I have one Question, does the Intel Thread Profiler for Linux support nested OpenMP?
I compile my program with -openmp-profile, but when I start the program with 2 threads on the outer level and 4 threads on the inner leve, I just see 4 or 5 threads in the profiler view. But whan I look at op while the program is running, I see it running with 8 threads, what of course is what i expected to see. But I would also like to see these 8 Threads in the Profiler.
What happens when you have a simple test application without nested parallel regions using 8 threads without profiling, then run with profiling? Does the thread count diminish as it does for nested parallel regions?
If so, then the thead(s) used by the profilier are somehow being taken into consideration. This would be odd, the test would confirm this.
When you use nested levels you typically should not write (nor expect) to use all HW threads at all levels. Barring use of directives (num_threads(n) and/or nowait) the OpenMP scheduler may schedule an arbitrary number of threadsusing a best guess based on the then current availability of threads. i.e. the threads running the other sections of the outer level are busy at the time the inner level of your interests is scheduled to run and therefore a subset is taken.

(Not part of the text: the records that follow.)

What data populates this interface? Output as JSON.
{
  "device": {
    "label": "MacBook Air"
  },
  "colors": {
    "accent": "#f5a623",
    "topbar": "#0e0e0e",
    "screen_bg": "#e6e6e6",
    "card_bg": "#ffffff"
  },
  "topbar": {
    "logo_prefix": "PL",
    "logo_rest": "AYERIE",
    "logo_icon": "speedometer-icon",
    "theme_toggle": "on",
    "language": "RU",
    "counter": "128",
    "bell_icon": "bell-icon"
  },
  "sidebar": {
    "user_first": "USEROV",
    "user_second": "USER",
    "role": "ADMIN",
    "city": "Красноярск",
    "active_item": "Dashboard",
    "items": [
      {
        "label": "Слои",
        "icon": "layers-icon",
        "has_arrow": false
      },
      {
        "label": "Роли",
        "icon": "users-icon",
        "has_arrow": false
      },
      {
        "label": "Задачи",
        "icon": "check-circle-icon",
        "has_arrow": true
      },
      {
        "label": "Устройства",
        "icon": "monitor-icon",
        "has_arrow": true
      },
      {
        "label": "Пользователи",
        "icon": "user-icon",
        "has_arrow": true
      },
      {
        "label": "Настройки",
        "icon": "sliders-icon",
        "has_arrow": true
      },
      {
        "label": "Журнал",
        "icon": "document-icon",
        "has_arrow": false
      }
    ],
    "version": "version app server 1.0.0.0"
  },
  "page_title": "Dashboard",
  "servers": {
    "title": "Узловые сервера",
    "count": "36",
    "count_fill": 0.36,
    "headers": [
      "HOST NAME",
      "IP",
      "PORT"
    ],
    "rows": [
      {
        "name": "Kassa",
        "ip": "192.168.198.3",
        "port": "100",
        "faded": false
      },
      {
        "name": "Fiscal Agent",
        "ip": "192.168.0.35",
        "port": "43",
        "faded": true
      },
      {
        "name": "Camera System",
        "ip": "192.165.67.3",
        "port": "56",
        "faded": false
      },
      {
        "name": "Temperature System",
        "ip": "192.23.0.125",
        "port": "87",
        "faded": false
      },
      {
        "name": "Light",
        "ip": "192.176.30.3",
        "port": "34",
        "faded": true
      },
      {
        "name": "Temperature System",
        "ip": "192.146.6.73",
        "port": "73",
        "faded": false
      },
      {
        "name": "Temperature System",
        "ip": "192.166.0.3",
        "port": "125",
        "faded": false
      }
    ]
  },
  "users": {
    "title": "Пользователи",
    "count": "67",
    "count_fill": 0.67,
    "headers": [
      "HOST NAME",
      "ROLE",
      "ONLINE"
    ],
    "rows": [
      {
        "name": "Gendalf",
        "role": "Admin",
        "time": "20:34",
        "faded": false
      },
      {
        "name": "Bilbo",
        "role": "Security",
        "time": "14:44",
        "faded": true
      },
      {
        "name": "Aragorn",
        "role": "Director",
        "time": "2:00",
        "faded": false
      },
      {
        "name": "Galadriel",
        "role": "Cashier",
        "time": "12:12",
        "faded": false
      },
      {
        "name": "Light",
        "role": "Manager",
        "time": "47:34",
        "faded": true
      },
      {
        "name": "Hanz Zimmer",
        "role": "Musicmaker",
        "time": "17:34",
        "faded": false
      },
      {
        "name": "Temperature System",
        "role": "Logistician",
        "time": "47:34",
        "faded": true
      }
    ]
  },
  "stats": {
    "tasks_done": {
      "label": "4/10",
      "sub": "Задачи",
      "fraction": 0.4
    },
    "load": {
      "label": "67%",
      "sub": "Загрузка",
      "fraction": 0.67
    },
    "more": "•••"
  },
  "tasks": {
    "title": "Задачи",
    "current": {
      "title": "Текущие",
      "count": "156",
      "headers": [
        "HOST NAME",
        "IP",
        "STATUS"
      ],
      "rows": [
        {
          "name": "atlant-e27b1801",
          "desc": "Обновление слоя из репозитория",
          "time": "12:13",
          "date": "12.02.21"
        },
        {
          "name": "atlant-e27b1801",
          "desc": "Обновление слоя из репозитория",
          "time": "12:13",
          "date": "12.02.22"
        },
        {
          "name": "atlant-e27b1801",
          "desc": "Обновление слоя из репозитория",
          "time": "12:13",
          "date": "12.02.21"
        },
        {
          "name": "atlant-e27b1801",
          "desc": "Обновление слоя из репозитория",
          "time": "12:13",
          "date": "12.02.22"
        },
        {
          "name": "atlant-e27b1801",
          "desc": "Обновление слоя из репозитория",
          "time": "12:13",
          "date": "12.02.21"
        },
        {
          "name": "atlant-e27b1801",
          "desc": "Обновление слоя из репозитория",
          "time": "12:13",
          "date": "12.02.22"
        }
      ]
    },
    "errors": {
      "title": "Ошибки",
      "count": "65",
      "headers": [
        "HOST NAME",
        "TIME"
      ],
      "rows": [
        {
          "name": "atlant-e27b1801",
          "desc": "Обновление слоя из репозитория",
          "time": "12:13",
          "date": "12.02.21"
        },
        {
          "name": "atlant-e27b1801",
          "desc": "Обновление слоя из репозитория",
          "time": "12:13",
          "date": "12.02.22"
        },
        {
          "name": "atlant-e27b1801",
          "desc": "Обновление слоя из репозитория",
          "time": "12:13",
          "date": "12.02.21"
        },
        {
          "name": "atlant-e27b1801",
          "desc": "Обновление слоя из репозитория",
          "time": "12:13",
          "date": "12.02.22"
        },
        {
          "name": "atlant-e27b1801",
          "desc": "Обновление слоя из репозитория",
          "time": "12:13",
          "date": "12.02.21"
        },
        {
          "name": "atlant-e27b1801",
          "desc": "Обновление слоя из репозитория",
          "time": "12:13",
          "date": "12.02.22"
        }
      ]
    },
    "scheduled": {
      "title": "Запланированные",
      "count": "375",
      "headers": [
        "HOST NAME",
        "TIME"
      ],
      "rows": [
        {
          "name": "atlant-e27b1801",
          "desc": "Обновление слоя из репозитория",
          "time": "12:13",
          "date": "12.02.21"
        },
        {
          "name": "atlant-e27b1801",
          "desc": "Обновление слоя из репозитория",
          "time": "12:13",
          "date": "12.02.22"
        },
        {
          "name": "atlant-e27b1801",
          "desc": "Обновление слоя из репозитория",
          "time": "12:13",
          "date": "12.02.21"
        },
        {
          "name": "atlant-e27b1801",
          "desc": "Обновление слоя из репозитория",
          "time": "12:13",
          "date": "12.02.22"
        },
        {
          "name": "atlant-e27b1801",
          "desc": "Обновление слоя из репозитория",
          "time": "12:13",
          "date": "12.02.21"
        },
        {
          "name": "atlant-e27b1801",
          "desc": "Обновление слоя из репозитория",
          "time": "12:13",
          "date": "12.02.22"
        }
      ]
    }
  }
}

When you know the execution times of each of the threads of the outer level are un-balanced (some finish much earlier than others) .AND. IF you want these threads to partake in an inner level of a different section of the outer level THEN make use of NOWAIT on the section that finishes first AND specify an appropriate num_threads() on the longer running nested level.
My problem is, when I compile the program with -openmp-profile, I get an guide.gvs file, and when I open this file and go to the threads view, then I do not see the 8 Threads.
I looked at a smaller example program and it looks like I just get the threads of the outer team. Is it possible to get the details for the inner teams?
I'm not sure (at all) that profiling tools works with nested parallelism.
I have same kind of issues with mixed MPI/openMp program.
Try a specific "Tools" forum for more information.
Let us know if you find answers... :=) :=):=)
In the case where multiple instances of OpenMP write guide.gvs into the same file system, if the execution completes normally, only the profiling results from a single OpenMP instance will remain. I have used it successfully this way, on the assumption that the instance which writes guide.gvs last is the one which determines critical path and thus the one of interest.
I don't know whether this gives any clues for the OMP_NESTED situation. It would appear that the results from the inner instances of OpenMP might be discarded, unless a way can be found to give each its own working directory.
Under linux, the same effect as building with openmp_profile may be achieved with the default shared OpenMP library link, by using LD_PRELOAD to substitute the profiling library at run time, but this is "unsupported." Profiling might be enabled for a single instance of OpenMP, if the LD_PRELOAD substitution could be restricted to that instance.
The Intel OpenMP profiling library, when linked into an MSVC build, gives fairly complete information, except that the identities of the parallel regions are "unknown." When linked into a gnu compiler, the overall OpenMP threading summary appears to be valid, but information on individual parallel regions is lost.
Current "supported" method is to run with openmp_profile linkage under Thread Profiler. Speaking for myself, I haven't had success with this method; the old methods continue to work for now (including Intel 11.0 and 11.1 compilers), although no longer "supported," and subject to change in a future major compiler release.
An Intel paper on thread profiling has been promised, but it is unlikely to cover nested parallelism.